Data items:
= Beginning of Section =
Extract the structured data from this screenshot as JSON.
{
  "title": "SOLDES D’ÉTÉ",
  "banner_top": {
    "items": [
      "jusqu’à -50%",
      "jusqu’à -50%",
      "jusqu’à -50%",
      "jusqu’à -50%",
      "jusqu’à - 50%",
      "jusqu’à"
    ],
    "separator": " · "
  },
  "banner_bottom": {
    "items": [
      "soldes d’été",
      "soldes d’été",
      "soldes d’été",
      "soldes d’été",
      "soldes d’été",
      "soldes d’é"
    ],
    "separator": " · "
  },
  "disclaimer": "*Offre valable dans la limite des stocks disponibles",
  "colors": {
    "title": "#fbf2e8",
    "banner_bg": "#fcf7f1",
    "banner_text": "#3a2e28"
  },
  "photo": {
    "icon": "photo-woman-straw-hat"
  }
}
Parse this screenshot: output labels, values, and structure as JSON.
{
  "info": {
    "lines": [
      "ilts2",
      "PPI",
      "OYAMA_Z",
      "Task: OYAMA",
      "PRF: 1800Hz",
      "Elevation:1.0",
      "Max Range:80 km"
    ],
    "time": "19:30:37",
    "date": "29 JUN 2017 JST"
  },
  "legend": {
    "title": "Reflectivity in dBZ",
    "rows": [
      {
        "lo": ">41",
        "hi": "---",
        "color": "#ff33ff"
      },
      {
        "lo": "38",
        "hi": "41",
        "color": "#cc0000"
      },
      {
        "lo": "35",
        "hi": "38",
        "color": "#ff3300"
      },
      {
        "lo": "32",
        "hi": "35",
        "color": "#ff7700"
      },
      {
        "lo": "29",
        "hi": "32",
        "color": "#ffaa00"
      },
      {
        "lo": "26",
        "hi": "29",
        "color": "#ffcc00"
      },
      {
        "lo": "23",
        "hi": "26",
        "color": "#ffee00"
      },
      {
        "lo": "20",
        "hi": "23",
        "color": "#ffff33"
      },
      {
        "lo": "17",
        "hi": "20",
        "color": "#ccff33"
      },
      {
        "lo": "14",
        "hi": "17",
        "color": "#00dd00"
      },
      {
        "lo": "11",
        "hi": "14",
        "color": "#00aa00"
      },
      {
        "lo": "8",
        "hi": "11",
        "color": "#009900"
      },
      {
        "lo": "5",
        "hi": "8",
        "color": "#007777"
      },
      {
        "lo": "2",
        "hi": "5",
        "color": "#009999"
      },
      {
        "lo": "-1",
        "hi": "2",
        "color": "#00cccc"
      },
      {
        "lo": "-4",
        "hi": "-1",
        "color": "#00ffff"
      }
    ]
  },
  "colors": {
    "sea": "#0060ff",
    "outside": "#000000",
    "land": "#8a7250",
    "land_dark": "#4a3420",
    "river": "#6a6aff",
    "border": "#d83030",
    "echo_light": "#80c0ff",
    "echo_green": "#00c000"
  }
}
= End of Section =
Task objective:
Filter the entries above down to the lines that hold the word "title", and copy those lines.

Exercise solution:
  "title": "SOLDES D’ÉTÉ",
    "title": "#fbf2e8",
    "title": "Reflectivity in dBZ",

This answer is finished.